Your Path in Research: A consultant urologist's journey

Dr Magda Kujawa has been a Consultant Urologist at Stockport NHS Foundation Trust since 2009. As part of the NIHR’s #YourPathInResearch campaign, Magda blogs about how she came to work in research and encourages other health professionals to consider a career in the field. 

 

My sub-specialist interest is female and functional urology and I did pursue some research projects as a registrar, but compared to uro-oncology, there weren’t at that time many opportunities in Manchester to take on a Masters Degree in this area.

One of my mentors was Dr Chris Betts, a Consultant Urologist who was a national lead for benign urology as part of the NIHR renal portfolio. He was very keen to involve more centres in research and recruitment to NIHR trials and so asked for volunteers to set up a network in Greater Manchester (GM) during a meeting in September 2015.

I was really keen to pursue opportunities to develop functional urology in Manchester, especially as someone working in a busy District General Hospital (DGH) setting, so I thought this was a great opportunity to support projects and to see what could be achieved.
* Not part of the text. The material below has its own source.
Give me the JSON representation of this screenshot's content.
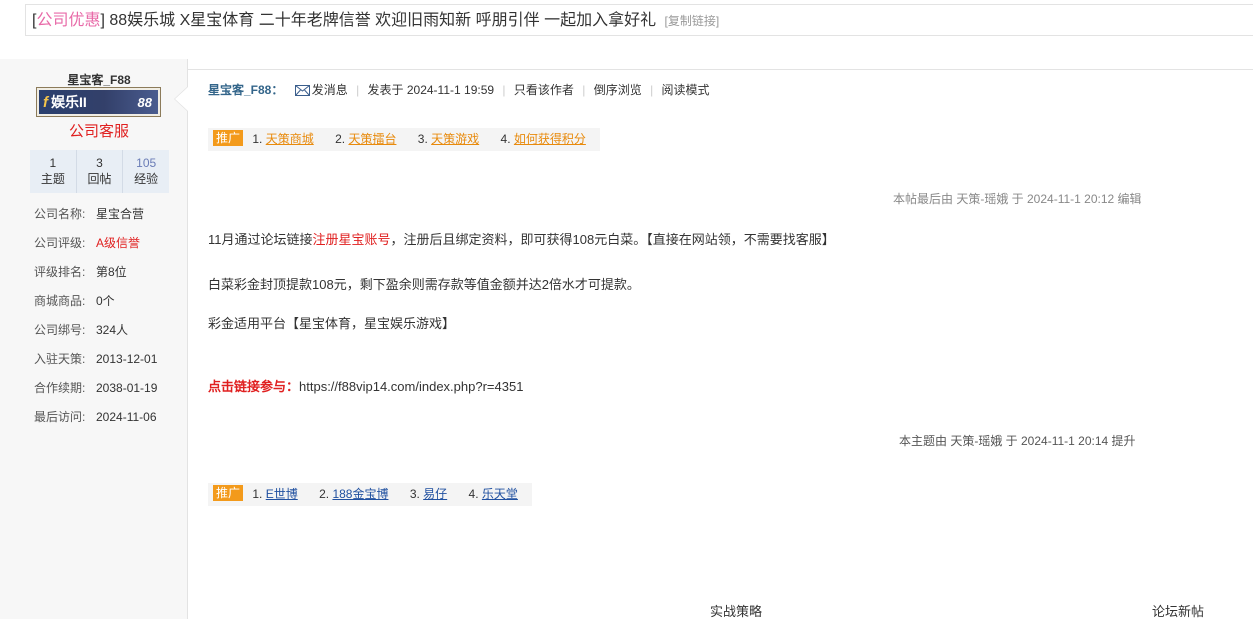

I therefore volunteered to become the GM lead for benign urology.

At that time, the numbers being recruited to trials in Greater Manchester urology were dismal and we were second from bottom in the country in 2015. However, along with Joanne Collins, our Clinical Research Network Research Delivery Manager, and Hilary Prais, CRN portfolio administrator, we identified key individuals, consultants and research nurses in each trust. These were people who  were enthusiastic and motivated to recruit to benign urology trials and we set up a twice-yearly meeting with them to report back after our national meeting and keep them updated. Meetings were relaxed and informal, but with key messages and engendered some competition between the units.

I had never recruited to NIHR trials before and had only a basic understanding of the organisation. Also, our local Research and Innovation (R&I) unit was not as active at that time and was very focused on uro-oncology studies, so initially I was supported by research nurses from Central Manchester NHS Foundation Trust, as it was then (now known as Manchester University NHS Foundation Trust). Thankfully, Stockport appointed a new R&I  manager who has transformed NIHR research activity locally and with her support I became a Principal Investigator (PI)  for the Latitude trial and off I went!

Initially having felt a bit of a fraud, I felt happier chairing our GM meetings since I was active in recruiting patients and able to encourage others also. We were able to support a colleague who had done a pilot study locally to expand this as an NIHR portfolio study which did wonders for GM numbers. With continued enthusiasm we’ve seen GM come out top recruiters for 2018/19. I’ve been very proud of this rise when sat in the national meeting. Our network is described as the “gold standard” of how to facilitate and encourage recruitment. We’ve been invited to attend meetings in different regions to explain “how we did it.”

I’ve also been involved in encouraging research practices with our trainees to encourage the next generation. The INSPIRE meeting organised locally by the Surgical NIHR leads in the GM and Mersey deaneries was aimed at CT1 (first year of Core Medical Training) trainees and involved most of the sub-specialties.

I now receive a contribution to my SPAs (Supporting Professional Activities) from the NIHR as a recognition for the work done which also encouraged me to continue. I’ve now been approached by units setting up trials since they can see we’re active recruiters in Stockport. I’m looking forward to the publications of the Latitude and FUTURE trials as the findings will have direct implications for my patients and hopefully changes in practice for the better.

I’d really encourage those considering involving themselves with NIHR trials to contact their R&I department or to contact the GM Clinical Research Network team for a clinician contact for help with getting started. It will add a new dimension to your job and the networks in GM are well set up to put you in touch with a research-active clinician and for information on trials open to recruitment.

 

The NIHR has launched its new campaign, Your Path in Research, in October 2019. The campaign aims to inspire health care professionals to get more involved in research. Read how here